Next: , Previous: , Up: Version Control   [Contents][Index]

25 Setting up a publicly accessible repo

You only need to read this section if you are able to host a publicly accessible repo somewhere.

Getting everything set up is really very easy. I think you’ll be quite surprised if you haven’t done this sort of thing before.

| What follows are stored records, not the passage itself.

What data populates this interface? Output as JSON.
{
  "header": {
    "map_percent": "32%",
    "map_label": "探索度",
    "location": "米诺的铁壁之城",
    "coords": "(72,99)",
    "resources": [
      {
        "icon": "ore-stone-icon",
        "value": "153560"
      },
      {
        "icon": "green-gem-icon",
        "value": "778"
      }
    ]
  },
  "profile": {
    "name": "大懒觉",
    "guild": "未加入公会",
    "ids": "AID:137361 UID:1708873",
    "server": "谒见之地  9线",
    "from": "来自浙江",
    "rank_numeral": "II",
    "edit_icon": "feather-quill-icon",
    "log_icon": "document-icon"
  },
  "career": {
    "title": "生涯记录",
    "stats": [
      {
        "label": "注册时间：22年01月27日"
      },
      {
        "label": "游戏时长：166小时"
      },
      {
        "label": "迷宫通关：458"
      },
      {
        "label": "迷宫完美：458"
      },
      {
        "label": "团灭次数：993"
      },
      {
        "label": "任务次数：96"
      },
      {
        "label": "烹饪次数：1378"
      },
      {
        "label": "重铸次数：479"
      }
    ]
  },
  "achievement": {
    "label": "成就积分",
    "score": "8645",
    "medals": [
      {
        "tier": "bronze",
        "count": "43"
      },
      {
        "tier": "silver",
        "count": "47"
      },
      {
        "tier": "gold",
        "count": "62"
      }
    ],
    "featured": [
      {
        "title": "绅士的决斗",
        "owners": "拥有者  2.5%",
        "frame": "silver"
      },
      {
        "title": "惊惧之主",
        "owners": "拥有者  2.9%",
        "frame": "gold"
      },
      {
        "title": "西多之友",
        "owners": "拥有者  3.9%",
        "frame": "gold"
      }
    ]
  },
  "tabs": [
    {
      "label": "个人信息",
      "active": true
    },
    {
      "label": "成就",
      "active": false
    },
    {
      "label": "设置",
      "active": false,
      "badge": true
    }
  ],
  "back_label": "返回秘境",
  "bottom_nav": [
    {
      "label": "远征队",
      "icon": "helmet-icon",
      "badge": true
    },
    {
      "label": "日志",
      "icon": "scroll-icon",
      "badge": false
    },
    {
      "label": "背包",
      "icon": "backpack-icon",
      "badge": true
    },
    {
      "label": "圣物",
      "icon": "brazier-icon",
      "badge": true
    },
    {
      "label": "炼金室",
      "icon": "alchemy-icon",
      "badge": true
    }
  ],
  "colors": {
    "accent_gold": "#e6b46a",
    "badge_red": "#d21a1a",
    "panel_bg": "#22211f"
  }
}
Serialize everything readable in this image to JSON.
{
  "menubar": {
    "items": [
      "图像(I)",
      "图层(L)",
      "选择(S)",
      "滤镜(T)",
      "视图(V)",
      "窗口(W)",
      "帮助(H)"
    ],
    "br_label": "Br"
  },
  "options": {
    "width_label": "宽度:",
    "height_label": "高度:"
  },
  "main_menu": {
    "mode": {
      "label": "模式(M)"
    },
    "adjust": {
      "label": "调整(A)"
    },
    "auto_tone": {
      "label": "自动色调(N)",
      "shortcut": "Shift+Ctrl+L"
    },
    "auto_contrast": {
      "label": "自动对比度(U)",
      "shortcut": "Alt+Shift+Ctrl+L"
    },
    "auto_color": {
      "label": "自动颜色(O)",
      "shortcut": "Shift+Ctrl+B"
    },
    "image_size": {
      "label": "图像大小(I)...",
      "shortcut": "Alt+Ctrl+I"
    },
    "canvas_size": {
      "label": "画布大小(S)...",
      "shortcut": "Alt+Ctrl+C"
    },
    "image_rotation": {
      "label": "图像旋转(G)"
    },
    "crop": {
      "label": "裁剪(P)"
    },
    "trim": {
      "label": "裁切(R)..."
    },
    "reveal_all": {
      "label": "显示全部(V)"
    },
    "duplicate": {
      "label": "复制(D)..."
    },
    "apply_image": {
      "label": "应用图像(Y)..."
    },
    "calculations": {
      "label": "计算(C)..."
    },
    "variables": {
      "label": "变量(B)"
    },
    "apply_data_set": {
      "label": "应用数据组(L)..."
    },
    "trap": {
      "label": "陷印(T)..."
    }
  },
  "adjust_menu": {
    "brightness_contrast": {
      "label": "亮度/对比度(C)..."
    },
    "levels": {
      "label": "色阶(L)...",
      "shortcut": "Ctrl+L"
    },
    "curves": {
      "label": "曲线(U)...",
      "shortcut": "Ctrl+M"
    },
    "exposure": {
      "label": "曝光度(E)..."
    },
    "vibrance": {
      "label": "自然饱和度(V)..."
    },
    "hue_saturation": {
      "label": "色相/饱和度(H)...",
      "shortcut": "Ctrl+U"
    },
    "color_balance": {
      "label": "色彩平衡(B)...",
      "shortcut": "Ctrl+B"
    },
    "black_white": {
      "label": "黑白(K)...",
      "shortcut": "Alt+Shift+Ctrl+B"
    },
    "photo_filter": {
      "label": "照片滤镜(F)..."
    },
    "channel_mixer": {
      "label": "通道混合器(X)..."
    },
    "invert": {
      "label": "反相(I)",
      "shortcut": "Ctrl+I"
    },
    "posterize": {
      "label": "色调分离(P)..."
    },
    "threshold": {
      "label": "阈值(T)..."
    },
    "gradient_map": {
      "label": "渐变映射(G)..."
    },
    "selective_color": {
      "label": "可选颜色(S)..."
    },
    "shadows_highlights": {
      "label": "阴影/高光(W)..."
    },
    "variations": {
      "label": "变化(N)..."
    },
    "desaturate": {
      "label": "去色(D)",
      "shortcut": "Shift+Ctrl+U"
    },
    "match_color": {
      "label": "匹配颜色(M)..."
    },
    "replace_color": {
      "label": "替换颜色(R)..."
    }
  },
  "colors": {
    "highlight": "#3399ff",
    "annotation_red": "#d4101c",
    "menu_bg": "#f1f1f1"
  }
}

In the examples below I’m assuming that you have shell access to your remote host via ssh…

user@localhost ~ $ ssh
user@host ~ $ mkdir -v sxemacs
user@host ~ $ cd !$
user@host ~/sxemacs $ git init --bare
user@host ~/sxemacs $ echo Your Name's SXEmacs Repo > description
user@host ~/sxemacs $ exit
user@localhost ~ $ git clone
user@localhost ~ $ cd sxemacs
user@localhost ~/sxemacs $ contrib/

And that’s it! Told you it was easy, didn’t I? All you have to do now is push your local copy to your remote…

git push myremote master

25.1 Automation

The last two commands for patch submission listed in See Patch Submission, format-patch and send-email are fairly long and hairy. You’d no doubt have trouble remembering them. But, never fear, git has a few tricks up her sleeve to make your life easier.

25.1.1 Automating with Hooks

If you are lucky enough to NOT be using github7 to host your publicly accessible repo you can set up a post-receive hook to automatically send your pull requests to the SXEmacs mailing list when you push to it.

25.1.2 Setting Up The post-receive Hook

Remember: This hook runs from your publicly accessible repo (your remote), and NOT from your local working directory. It is called after you push to your remote.

Jump over to your remote now and follow these steps

  1. Take a look in the file hooks/post-receive.sample. At the bottom of that file there is a commented line, that when uncommented would call another script, post-receive-email. Check that the path is correct, and uncomment it.
  2. Rename hooks/post-receive.sample to hooks/post-receive
  3. Tweak the remote’s config with…
    git config hooks.mailinglist \
        "SXEmacs Patches <>"
    git config hooks.envelopesender "Your Name <your@email>"
    git config hooks.emailprefix "[P-Req] "
    git config hooks.showrev "git show -C %s; echo"
  4. echo "Your Name's SXEmacs Repo" > description

Take note that the SXEmacs mailing lists will funnel any post from non-subscribers into the moderation queue. So make sure that the address you set hooks.envelopesender to is subscribed to the patches list.

Also be aware that using this post-receive hook will mean that every time you push to your publicly accessible repo, a message will be sent to sxemacs-patches; this includes instances where you merely are pulling the latest from mainline and mirroring. Hence, the use of aliases as discussed below may be preferable. We are looking into ways of avoiding this sort of annoyance.

25.1.3 Automating with Aliases

Git allows you to define aliases that will let you do all kinds of funky things. Remember those hairy format-patch and send-email commands?

git config alias.sxe-fp 'format-patch --add-header="X-Git-Repo: REPO-URL" \
    --subject-prefix="P-Req" --numbered'

git config alias.sxe-sm 'send-email \
    --to="SXEmacs Patches <>" \
    --from="$(git config <$(git config>"'

With those 2 aliases set you can get your pull requests in by doing…

git sxe-fp -o DIR origin && git sxe-sm DIR

25.1.4 Making Life Even Easier with git config

You can make your life even easier by having git store things in its config. In this case, you can store those format-patch and send-email command line options in the repo’s config…

git config format.headers "X-Git-Repo: YOUR-REMOTE-URL"
git config format.subjectprefix "P-Req"
git config format.numbered true

git config \
    "SXEmacs Patches <>"
git config sendemail.from "Your Name <your@email>"

With those settings, the commands: git format-patch -o DIR origin, and git send-email DIR are now equivalent of the original long hairy ones mentioned further up.

Be careful when setting up aliases and config settings that you only make them global if you absolutely have to. All the ones I’ve shown here have been repo-specific.

The script in our contrib directory is an easy (and recommended) way to set up your git repo. It’ll make sure that you have everything set up correctly and in an optimal way.



github is great and may be the ideal solution for you to host your repo somewhere, but it is inflexible in that you get no shell access, you can’t set up custom hooks, and you are very limited in what git config settings you can tweak.

Next: , Previous: , Up: Version Control   [Contents][Index]